1. Silencing of Apis mellifera dorsal genes reveals their role in expression of the antimicrobial peptide defensin-1
A P Lourenço, M M Florecki, Z L P Simões, J D Evans Insect Mol Biol. 2018 Oct;27(5):577-589. doi: 10.1111/imb.12498. Epub 2018 Jul 18.
Like all other insects, two key signalling pathways [Toll and immune deficiency (Imd)] regulate the induction of honey bee immune effectors that target microbial pathogens. Amongst these effectors are antimicrobial peptides (AMPs) that are presumed to be produced by the nuclear factors kappa B (NF-κB) Dorsal and Relish from the Toll and Imd pathways, respectively. Using in silico analysis, we previously proposed that the honey bee AMP defensin-1 was regulated by the Toll pathway, whereas hymenoptaecin was regulated by Imd and abaecin by both the Toll and Imd pathways. Here we use an RNA interference (RNAi) assay to determine the role of Dorsal in regulating abaecin and defensin-1. Honey bees have two dorsal genes (dorsal-1 and dorsal-2) and two splicing isoforms of dorsal-1 (dorsal-1A and dorsal-1B). Accordingly, we used both single and multiple (double or triple) isoform knockdown strategies to clarify the roles of dorsal proteins and their isoforms. Down-regulation of defensin-1 was observed for dorsal-1A and dorsal-2 knockdowns, but abaecin expression was not affected by dorsal RNAi. We conclude that defensin-1 is regulated by Dorsal (Toll pathway).
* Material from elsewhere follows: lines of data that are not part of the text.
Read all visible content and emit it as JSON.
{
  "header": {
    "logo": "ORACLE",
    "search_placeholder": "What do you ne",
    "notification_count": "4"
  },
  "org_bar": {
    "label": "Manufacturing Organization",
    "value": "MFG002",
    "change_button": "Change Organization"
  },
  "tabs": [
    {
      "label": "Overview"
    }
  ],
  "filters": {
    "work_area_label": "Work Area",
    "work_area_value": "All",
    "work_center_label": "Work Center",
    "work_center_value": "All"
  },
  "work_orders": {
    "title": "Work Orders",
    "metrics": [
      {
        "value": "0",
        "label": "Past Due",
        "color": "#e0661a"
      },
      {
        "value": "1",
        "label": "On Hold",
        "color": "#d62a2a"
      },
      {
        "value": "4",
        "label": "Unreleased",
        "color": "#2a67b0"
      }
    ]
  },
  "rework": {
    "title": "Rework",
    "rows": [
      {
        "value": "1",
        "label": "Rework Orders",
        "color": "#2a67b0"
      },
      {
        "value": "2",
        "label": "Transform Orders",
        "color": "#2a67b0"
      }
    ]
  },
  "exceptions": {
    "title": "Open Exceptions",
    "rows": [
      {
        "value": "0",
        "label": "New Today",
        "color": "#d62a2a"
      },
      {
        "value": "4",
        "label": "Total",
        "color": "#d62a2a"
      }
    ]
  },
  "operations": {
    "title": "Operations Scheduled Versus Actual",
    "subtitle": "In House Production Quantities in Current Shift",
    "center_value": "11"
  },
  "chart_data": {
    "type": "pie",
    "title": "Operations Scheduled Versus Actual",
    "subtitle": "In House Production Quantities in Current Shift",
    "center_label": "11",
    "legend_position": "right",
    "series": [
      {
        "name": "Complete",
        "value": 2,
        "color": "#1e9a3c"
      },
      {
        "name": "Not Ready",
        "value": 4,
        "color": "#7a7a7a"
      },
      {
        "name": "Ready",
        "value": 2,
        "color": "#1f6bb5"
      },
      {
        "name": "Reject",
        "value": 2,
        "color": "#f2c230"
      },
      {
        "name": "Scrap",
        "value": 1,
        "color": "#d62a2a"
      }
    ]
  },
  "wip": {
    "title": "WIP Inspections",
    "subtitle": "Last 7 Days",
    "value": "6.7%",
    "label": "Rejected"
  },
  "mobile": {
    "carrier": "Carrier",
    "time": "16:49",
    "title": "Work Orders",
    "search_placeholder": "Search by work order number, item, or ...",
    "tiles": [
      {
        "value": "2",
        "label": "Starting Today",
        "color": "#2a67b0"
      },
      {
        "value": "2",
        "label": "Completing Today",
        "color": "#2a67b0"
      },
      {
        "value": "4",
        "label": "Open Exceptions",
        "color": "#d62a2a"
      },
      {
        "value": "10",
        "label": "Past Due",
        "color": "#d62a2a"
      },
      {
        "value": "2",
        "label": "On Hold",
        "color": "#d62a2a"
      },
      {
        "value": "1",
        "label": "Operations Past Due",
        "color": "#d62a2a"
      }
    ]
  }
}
2. Does the Pollen Diet Influence the Production and Expression of Antimicrobial Peptides in Individual Honey Bees?
Jiří Danihlík, Mária Škrabišová, René Lenobel, Marek Šebela, Eslam Omar, Marek Petřivalský, Karl Crailsheim, Robert Brodschneider Insects. 2018 Jul 4;9(3):79. doi: 10.3390/insects9030079.
We investigated the importance of protein nutrition for honey bee immunity. Different protein diets (monofloral pollen of Helianthus spp., Sinapis spp., Asparagus spp., Castanea spp., a mixture of the four different pollen and the pollen substitute FeedbeeTM) were fed to honey bees in cages ad libitum. After 18 days of feeding, apidaecin 1 isoforms concentration in the thorax were measured using nanoflow liquid chromatography coupled with mass spectrometry. Expression levels of genes, coding for apidaecins and abaecin in the abdomen were determined using quantitative PCR. The results indicate that protein-containing nutrition in adult worker honey bees can trigger certain metabolic responses. Bees without dietary protein showed lower apidaecin 1 isoforms concentrations. The significantly lowest concentration of apidaecin 1 isoforms was found in the group that was fed no pollen diet when compared to Asparagus, Castanea, Helianthus, and Sinapis pollen or the pollen supplement FeedBeeTM. Expression levels of the respective genes were also affected by the protein diets and different expression levels of these two antimicrobial peptides were found. Positive correlation between concentration and gene expression of apidaecins was found. The significance of feeding bees with different protein diets, as well as the importance of pollen nutrition for honey bee immunity is demonstrated.